Items from a dataset
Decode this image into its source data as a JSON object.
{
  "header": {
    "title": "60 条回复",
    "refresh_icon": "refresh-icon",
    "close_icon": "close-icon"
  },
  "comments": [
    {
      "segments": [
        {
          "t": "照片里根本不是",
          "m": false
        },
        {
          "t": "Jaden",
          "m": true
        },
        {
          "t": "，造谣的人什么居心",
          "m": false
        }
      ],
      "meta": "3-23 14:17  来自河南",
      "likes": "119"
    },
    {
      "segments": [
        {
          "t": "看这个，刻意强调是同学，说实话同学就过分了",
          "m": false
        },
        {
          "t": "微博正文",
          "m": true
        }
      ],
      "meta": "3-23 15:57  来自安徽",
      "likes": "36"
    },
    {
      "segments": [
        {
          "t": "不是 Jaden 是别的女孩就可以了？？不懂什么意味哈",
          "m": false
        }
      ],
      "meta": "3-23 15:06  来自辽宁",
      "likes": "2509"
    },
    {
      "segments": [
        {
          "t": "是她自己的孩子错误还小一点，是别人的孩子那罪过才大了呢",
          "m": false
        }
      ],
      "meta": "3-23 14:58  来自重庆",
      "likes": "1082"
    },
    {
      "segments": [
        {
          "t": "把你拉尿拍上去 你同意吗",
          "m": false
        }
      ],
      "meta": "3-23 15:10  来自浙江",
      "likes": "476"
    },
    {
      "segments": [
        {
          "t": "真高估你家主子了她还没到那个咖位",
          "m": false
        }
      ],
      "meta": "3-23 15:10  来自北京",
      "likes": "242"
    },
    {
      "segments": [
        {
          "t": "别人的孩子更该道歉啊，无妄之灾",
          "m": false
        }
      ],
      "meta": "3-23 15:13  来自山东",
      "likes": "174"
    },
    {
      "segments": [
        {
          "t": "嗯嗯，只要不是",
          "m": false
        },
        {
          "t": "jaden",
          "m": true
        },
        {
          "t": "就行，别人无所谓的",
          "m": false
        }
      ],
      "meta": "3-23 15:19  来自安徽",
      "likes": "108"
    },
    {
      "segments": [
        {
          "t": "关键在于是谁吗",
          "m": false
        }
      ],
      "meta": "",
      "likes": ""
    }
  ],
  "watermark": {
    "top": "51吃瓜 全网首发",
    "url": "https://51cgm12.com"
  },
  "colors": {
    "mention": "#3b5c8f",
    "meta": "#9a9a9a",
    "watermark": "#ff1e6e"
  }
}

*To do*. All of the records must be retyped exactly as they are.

*Answer to this task*.
Decode this image into its source data as a JSON object.
{
  "header": {
    "title": "60 条回复",
    "refresh_icon": "refresh-icon",
    "close_icon": "close-icon"
  },
  "comments": [
    {
      "segments": [
        {
          "t": "照片里根本不是",
          "m": false
        },
        {
          "t": "Jaden",
          "m": true
        },
        {
          "t": "，造谣的人什么居心",
          "m": false
        }
      ],
      "meta": "3-23 14:17  来自河南",
      "likes": "119"
    },
    {
      "segments": [
        {
          "t": "看这个，刻意强调是同学，说实话同学就过分了",
          "m": false
        },
        {
          "t": "微博正文",
          "m": true
        }
      ],
      "meta": "3-23 15:57  来自安徽",
      "likes": "36"
    },
    {
      "segments": [
        {
          "t": "不是 Jaden 是别的女孩就可以了？？不懂什么意味哈",
          "m": false
        }
      ],
      "meta": "3-23 15:06  来自辽宁",
      "likes": "2509"
    },
    {
      "segments": [
        {
          "t": "是她自己的孩子错误还小一点，是别人的孩子那罪过才大了呢",
          "m": false
        }
      ],
      "meta": "3-23 14:58  来自重庆",
      "likes": "1082"
    },
    {
      "segments": [
        {
          "t": "把你拉尿拍上去 你同意吗",
          "m": false
        }
      ],
      "meta": "3-23 15:10  来自浙江",
      "likes": "476"
    },
    {
      "segments": [
        {
          "t": "真高估你家主子了她还没到那个咖位",
          "m": false
        }
      ],
      "meta": "3-23 15:10  来自北京",
      "likes": "242"
    },
    {
      "segments": [
        {
          "t": "别人的孩子更该道歉啊，无妄之灾",
          "m": false
        }
      ],
      "meta": "3-23 15:13  来自山东",
      "likes": "174"
    },
    {
      "segments": [
        {
          "t": "嗯嗯，只要不是",
          "m": false
        },
        {
          "t": "jaden",
          "m": true
        },
        {
          "t": "就行，别人无所谓的",
          "m": false
        }
      ],
      "meta": "3-23 15:19  来自安徽",
      "likes": "108"
    },
    {
      "segments": [
        {
          "t": "关键在于是谁吗",
          "m": false
        }
      ],
      "meta": "",
      "likes": ""
    }
  ],
  "watermark": {
    "top": "51吃瓜 全网首发",
    "url": "https://51cgm12.com"
  },
  "colors": {
    "mention": "#3b5c8f",
    "meta": "#9a9a9a",
    "watermark": "#ff1e6e"
  }
}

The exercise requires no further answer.